Excerpts from an interface dataset:
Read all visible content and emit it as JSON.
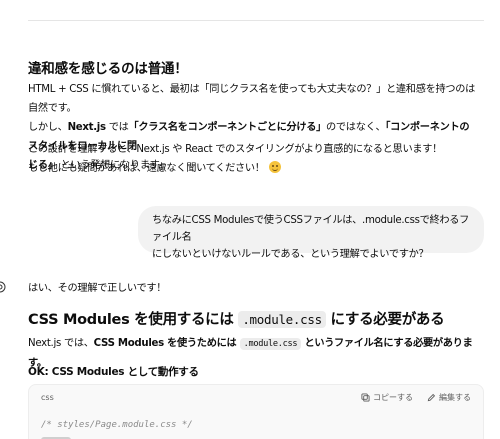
{
  "section1": {
    "heading": "違和感を感じるのは普通！",
    "para1": {
      "line1": "HTML + CSS に慣れていると、最初は「同じクラス名を使っても大丈夫なの？」と違和感を持つのは自然です。",
      "line2a": "しかし、",
      "line2b": "Next.js",
      "line2c": " では",
      "line2d": "「クラス名をコンポーネントごとに分ける」",
      "line2e": "のではなく、",
      "line2f": "「コンポーネントのスタイルをローカルに閉",
      "line3a": "じる」",
      "line3b": " という発想になります。"
    },
    "para2": {
      "line1": "この設計を理解すると、Next.js や React でのスタイリングがより直感的になると思います！",
      "line2": "もし他にも疑問があれば、遠慮なく聞いてください！"
    }
  },
  "user_message": {
    "line1": "ちなみにCSS Modulesで使うCSSファイルは、.module.cssで終わるファイル名",
    "line2": "にしないといけないルールである、という理解でよいですか？"
  },
  "assistant": {
    "intro": "はい、その理解で正しいです！",
    "heading_a": "CSS Modules を使用するには ",
    "heading_code": ".module.css",
    "heading_b": " にする必要がある",
    "para_a": "Next.js では、",
    "para_b": "CSS Modules を使うためには ",
    "para_code": ".module.css",
    "para_c": " というファイル名にする必要があります。",
    "subheading": "OK: CSS Modules として動作する",
    "code": {
      "lang": "css",
      "copy_label": "コピーする",
      "edit_label": "編集する",
      "line1": "/* styles/Page.module.css */"
    }
  }
}
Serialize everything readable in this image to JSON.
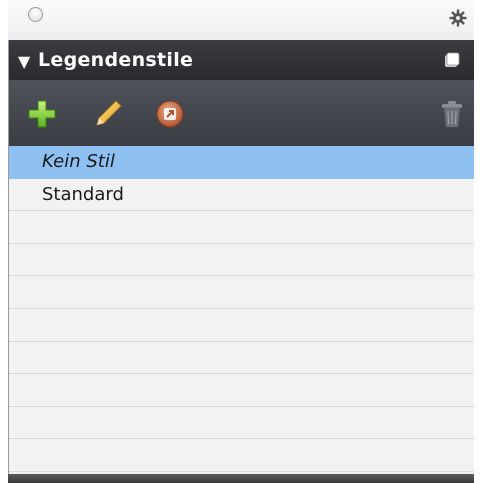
{
  "panel": {
    "title": "Legendenstile",
    "collapse_glyph": "▼"
  },
  "titlebar": {
    "close_icon": "close-circle-icon",
    "settings_icon": "gear-icon"
  },
  "header": {
    "menu_icon": "panel-menu-icon"
  },
  "toolbar": {
    "items": [
      {
        "name": "add-style-button",
        "icon": "plus-icon",
        "color": "#8fd83b"
      },
      {
        "name": "edit-style-button",
        "icon": "pencil-icon",
        "color": "#f0c94a"
      },
      {
        "name": "apply-style-button",
        "icon": "link-arrow-icon",
        "color": "#d07a55"
      },
      {
        "name": "delete-style-button",
        "icon": "trash-icon",
        "color": "#7a7c84"
      }
    ]
  },
  "styles": {
    "items": [
      {
        "label": "Kein Stil",
        "selected": true
      },
      {
        "label": "Standard",
        "selected": false
      }
    ],
    "selection_color": "#8ec0f2"
  }
}
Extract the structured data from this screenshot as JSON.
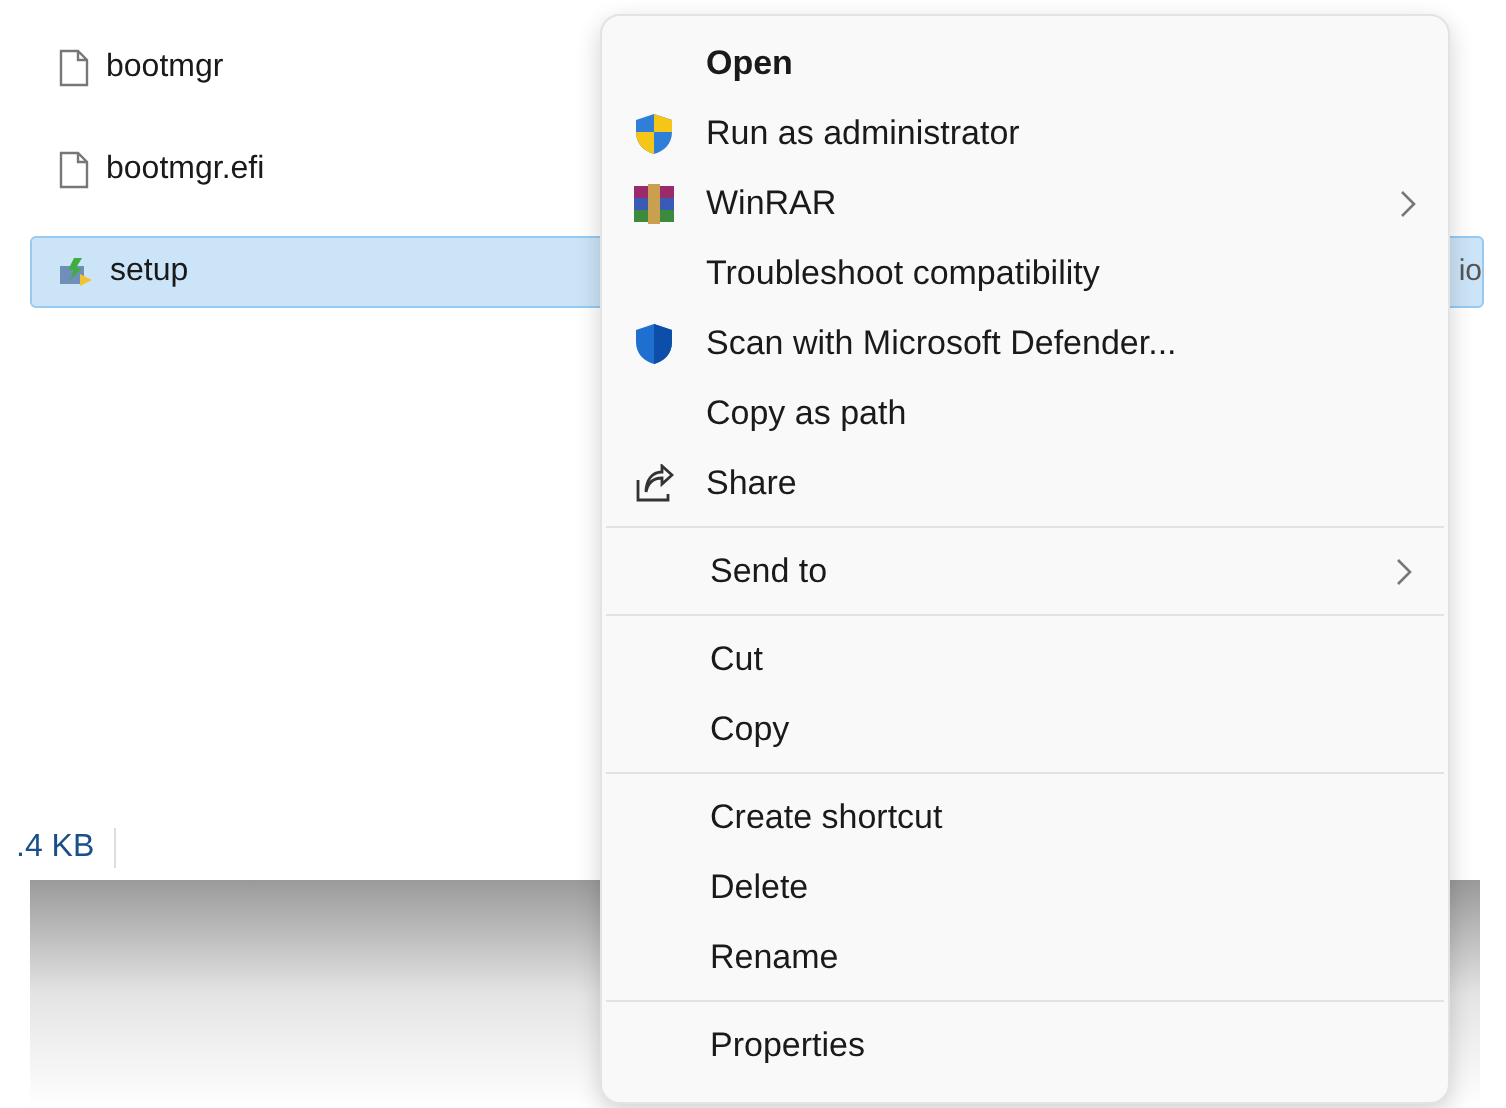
{
  "files": [
    {
      "name": "bootmgr",
      "kind": "document",
      "selected": false
    },
    {
      "name": "bootmgr.efi",
      "kind": "document",
      "selected": false
    },
    {
      "name": "setup",
      "kind": "installer",
      "selected": true,
      "trailing": "io"
    }
  ],
  "status_bar": {
    "size": ".4 KB"
  },
  "context_menu": {
    "sections": [
      {
        "items": [
          {
            "label": "Open",
            "kind": "plain",
            "default": true,
            "submenu": false
          },
          {
            "label": "Run as administrator",
            "kind": "admin",
            "default": false,
            "submenu": false
          },
          {
            "label": "WinRAR",
            "kind": "archive",
            "default": false,
            "submenu": true
          },
          {
            "label": "Troubleshoot compatibility",
            "kind": "plain",
            "default": false,
            "submenu": false
          },
          {
            "label": "Scan with Microsoft Defender...",
            "kind": "defender",
            "default": false,
            "submenu": false
          },
          {
            "label": "Copy as path",
            "kind": "plain",
            "default": false,
            "submenu": false
          },
          {
            "label": "Share",
            "kind": "share",
            "default": false,
            "submenu": false
          }
        ]
      },
      {
        "items": [
          {
            "label": "Send to",
            "kind": "plain",
            "default": false,
            "submenu": true
          }
        ]
      },
      {
        "items": [
          {
            "label": "Cut",
            "kind": "plain",
            "default": false,
            "submenu": false
          },
          {
            "label": "Copy",
            "kind": "plain",
            "default": false,
            "submenu": false
          }
        ]
      },
      {
        "items": [
          {
            "label": "Create shortcut",
            "kind": "plain",
            "default": false,
            "submenu": false
          },
          {
            "label": "Delete",
            "kind": "plain",
            "default": false,
            "submenu": false
          },
          {
            "label": "Rename",
            "kind": "plain",
            "default": false,
            "submenu": false
          }
        ]
      },
      {
        "items": [
          {
            "label": "Properties",
            "kind": "plain",
            "default": false,
            "submenu": false
          }
        ]
      }
    ]
  }
}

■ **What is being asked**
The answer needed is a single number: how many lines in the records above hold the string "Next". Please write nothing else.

■ **Result below**
3